-- To do --
What is the number of lines in the listing below that include the string "устройства"? Answer with that number alone.
::::
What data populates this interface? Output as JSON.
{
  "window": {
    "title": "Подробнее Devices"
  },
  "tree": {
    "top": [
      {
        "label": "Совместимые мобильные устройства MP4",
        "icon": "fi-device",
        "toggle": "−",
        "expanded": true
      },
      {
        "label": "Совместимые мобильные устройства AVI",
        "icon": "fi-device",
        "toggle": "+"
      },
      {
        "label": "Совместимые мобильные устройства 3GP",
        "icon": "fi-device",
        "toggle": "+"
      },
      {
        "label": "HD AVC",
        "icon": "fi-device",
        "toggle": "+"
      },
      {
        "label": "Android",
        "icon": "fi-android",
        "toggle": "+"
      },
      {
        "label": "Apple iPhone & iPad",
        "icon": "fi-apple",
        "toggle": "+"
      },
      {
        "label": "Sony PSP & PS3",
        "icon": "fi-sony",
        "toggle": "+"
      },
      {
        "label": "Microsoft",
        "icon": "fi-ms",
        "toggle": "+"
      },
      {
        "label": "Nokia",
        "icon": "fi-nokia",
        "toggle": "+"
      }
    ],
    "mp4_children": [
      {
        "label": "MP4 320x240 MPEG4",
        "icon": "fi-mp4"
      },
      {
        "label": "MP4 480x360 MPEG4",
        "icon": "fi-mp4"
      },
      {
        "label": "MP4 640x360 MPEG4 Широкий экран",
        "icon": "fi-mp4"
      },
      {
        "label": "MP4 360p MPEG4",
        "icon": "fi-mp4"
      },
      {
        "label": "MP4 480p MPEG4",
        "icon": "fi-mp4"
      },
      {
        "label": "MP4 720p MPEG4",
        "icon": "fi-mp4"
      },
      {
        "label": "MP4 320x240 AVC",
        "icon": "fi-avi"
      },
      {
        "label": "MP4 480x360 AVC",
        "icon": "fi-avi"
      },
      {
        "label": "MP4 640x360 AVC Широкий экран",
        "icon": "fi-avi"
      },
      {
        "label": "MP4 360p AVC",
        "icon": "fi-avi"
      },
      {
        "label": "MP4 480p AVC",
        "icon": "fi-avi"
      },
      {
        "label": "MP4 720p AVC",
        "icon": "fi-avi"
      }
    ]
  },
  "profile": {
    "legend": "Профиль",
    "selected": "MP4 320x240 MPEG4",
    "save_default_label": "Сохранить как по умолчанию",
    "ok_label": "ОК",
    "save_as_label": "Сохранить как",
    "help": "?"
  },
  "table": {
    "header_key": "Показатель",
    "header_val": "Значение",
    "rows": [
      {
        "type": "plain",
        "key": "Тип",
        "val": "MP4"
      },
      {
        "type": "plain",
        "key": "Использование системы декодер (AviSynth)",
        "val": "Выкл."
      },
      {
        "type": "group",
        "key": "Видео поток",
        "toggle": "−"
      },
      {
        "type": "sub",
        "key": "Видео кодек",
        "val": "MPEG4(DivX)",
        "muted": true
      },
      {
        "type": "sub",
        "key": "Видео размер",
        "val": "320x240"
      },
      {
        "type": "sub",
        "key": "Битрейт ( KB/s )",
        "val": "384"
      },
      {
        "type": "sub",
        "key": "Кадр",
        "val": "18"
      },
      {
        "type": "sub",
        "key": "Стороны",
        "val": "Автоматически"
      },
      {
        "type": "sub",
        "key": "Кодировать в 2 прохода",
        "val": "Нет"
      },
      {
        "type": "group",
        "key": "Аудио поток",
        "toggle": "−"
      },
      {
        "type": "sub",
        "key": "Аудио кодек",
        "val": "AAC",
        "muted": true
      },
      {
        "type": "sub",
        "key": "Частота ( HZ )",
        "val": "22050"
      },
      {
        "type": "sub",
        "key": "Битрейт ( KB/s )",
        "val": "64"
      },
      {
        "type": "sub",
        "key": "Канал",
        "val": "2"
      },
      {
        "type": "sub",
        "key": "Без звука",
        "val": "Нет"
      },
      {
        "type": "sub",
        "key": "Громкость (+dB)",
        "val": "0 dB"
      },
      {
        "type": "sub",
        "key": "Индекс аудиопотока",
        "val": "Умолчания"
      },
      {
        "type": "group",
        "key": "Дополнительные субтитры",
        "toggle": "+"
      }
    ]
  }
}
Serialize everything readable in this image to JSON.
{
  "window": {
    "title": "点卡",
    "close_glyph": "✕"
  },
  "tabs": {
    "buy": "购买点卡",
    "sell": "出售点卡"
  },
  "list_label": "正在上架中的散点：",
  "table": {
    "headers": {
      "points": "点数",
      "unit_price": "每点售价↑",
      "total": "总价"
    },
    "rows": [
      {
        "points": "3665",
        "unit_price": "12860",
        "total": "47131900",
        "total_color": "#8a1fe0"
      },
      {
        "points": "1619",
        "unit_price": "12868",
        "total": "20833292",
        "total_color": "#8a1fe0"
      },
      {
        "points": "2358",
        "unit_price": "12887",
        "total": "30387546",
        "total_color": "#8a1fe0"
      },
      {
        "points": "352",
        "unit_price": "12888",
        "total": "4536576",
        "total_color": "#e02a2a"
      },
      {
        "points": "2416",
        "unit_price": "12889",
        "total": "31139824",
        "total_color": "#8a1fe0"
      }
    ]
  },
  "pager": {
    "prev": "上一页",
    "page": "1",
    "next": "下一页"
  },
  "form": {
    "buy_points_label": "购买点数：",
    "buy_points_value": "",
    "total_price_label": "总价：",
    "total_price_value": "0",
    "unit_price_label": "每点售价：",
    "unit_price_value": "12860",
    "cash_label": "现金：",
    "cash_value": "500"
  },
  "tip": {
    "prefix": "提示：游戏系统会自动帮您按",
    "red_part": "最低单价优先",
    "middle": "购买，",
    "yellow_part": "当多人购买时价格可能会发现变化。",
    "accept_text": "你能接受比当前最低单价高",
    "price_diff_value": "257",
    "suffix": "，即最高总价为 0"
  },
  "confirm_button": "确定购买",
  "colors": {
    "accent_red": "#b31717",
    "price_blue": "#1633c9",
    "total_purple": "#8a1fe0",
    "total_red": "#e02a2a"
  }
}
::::
-- Exercise response --
3